The accident and emergency unit at the birthplace of the NHS will be axed, Health Secretary Jeremy Hunt has confirmed.
Campaigners have fiercely opposed the closure of the A&E unit at Trafford General Hospital in Manchester.
But following a review of the plan by the Independent Reconfiguration Panel (IRP), Mr Hunt confirmed that the closure can go ahead - provided that nearby A&E departments consistently meet national waiting time targets.
The minister told the House of Commons that changes are "necessary to provide safe and sustainable healthcare in the North West". Health bosses in the region said the way services are delivered in Trafford and Manchester needs to be fundamentally changed.
The plans involve the removal of A&E services at Trafford General between midnight and 8am, and for the rest of the time the unit will be downgraded to an urgent care centre. It will eventually be downgraded to a minor injuries unit. Emergency surgery will no longer be provided at the site and the intensive care unit will shut.
Campaign group Save Trafford General has said the move makes "no sense". Local councillors also appealed to Mr Hunt to review the decision, saying they were concerned the plans were "principally financially motivated" and could put pressure on other hospital sites.
Mr Hunt referred the matter to the IRP, which concluded that the "clinical case for change is clear", MPs heard. Health bosses said the hospital has the second smallest A&E department in the country, with an average of six to 12 people using the service between midnight and 8am.
Last week celebrations were held at the hospital to mark the 65th anniversary of the NHS. Trafford General is known as the birthplace of the health service as it treated the first NHS patient in 1948.
Matthew Finnegan, chair of the Save Trafford General campaign, said: "It is tearing the heart out of the hospital - the birthplace of the NHS - and that means that the hospital's future is in real danger. It will mean that patients will have to travel further and wait longer for treatment."
Mr Hunt also announced that planned changes to vascular services in Cumbria and Lancashire should proceed. Services in the region will now be housed in three specialist centres at North Cumbria University Hospital NHS Trust in Carlisle, East Lancashire Hospitals NHS Foundation Trust in Blackburn, and Lancashire Teaching Hospitals NHS Foundation Trust in Preston.
Mr Hunt told MPs: "Our primary objective as a Government must be for the NHS to provide the best service for patients. Sometimes that means making difficult decisions.

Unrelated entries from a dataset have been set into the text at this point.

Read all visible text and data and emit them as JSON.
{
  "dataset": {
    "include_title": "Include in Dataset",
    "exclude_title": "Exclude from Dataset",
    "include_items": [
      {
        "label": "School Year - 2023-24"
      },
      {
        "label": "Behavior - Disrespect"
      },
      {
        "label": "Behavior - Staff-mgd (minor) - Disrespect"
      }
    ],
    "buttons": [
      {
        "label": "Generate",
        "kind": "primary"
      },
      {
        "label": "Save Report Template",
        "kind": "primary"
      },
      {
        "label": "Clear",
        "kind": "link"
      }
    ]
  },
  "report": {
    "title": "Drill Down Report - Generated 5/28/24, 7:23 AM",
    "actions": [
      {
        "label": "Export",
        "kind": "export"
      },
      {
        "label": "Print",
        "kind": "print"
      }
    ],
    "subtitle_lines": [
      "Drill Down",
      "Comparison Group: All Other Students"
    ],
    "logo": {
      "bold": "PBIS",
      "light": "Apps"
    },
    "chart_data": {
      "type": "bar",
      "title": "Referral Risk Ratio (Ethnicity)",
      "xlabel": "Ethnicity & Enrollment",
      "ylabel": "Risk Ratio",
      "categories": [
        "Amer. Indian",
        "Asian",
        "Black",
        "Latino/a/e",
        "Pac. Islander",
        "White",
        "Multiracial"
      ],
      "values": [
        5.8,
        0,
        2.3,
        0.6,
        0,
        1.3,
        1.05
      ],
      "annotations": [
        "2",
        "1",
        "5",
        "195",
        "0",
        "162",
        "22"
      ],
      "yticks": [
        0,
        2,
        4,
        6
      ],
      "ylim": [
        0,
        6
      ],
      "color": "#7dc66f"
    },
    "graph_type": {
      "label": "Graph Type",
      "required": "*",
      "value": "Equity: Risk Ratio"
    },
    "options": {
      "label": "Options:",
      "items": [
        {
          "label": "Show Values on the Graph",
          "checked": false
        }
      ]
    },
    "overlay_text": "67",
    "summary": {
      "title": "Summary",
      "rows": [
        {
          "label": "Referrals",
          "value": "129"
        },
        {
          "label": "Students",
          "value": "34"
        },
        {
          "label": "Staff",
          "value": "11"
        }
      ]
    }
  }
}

"Both of the decisions I am announcing today fall into that category. But both are necessary if we are going to provide safe and sustainable healthcare in the North West going forward."